Doctors without Borders (MSF) recently piloted an HIV integration healthcare programme called Postnatal Clubs with HIV-infected mothers and their uninfected babies in the township of Khayelitsha in Cape Town.
The pilot, which was launched in partnership with City of Cape Town Health and mothers2mothers – an international NPO dedicated to preventing mother-to-child transmission of HIV through education and support – seeks to keep mothers and their newborn babies involved in participating in ongoing healthcare check-ups for the full first 18 months of the baby's life.
The number of HIV transmissions have reduced from 16,000 in 2010 to 5000 in 2015. However, most of the problems remains after birth.— Dr Aurelie Nelson, Doctors Without Borders
About 4% of the babies become positive by 18 months.— Dr Aurelie Nelson, Doctors Without Borders
So, we've tried to create an intervention to keep the mother in care because after they've had their babies, they often stop taking their treatment and, to make sure the baby will keep testing until they reach 18 months of age.— Dr Aurelie Nelson, Doctors Without Borders
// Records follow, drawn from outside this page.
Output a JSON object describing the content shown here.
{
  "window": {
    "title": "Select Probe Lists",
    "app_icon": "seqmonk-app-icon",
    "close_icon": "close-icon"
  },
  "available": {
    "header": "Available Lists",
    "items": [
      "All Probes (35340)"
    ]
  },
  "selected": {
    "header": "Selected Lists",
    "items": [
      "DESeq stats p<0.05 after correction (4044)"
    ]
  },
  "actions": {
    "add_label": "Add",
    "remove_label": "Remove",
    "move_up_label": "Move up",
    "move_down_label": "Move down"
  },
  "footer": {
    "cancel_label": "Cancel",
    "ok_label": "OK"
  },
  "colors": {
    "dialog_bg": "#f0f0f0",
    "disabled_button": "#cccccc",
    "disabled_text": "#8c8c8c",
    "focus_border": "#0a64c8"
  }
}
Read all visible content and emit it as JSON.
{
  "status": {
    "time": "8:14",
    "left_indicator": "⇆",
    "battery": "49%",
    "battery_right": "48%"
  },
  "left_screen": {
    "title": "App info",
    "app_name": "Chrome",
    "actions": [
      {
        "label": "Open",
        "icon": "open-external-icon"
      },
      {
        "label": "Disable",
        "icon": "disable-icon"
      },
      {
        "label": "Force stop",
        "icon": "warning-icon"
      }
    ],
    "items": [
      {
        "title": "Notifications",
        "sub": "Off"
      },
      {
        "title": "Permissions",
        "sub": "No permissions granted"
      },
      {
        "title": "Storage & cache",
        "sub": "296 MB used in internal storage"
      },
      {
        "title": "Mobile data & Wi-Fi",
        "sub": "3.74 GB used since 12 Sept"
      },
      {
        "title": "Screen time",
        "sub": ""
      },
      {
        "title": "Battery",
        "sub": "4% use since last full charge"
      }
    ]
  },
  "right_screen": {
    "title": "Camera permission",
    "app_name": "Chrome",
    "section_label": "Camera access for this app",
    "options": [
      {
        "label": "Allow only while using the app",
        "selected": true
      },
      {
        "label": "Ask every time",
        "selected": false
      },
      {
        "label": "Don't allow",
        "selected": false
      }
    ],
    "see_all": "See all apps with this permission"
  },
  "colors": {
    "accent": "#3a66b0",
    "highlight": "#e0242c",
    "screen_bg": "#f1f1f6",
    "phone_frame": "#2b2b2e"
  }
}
The Postnatal Clubs allows HIV-positive mothers to participate in group discussions, benefit from early childhood group activities, and also offers support from specialised nurses and trained HIV counselors.
Since its establishment in the township, statistics have shown that 82% of mothers have remained in the care of Postnatal Clubs for the full 18 month period compared to the low retention rate of standard HIV care programmes at 34%. Within the 18 month period, not one of the 100 newborns who formed part of the pilot programme had been infected with the virus.
Joining on the line is Dr. Aurelie Nelson, an HIV doctor with Doctors Without Borders explains how Postnatal Clubs are keeping breastfeeding HIV-positive mothers from infesting their HIV-negative newborn babies.
All the pregnant women who are HIV positive are put on ARVs to prevent transmission and, its very effective.— Dr. Aurelie Nelson, Doctors Without Borders
They can safely breastfeed if they take their treatment and have an undetectable viral load... which means that they can't transmit the virus to their babies.— Dr. Aurelie Nelson, Doctors Without Borders
Safe breastfeeding is possible as long as mothers stay on treatment and stay in care.— Dr. Aurelie Nelson, Doctors Without Borders
What we see is after the moms have had their babies, a lot of moms stop taking their treatment because of chaotic lives basically after having a baby.— Dr. Aurelie Nelson, Doctors Without Borders
Read more about the Postnatal Clubs model and listen to the full interview_**:**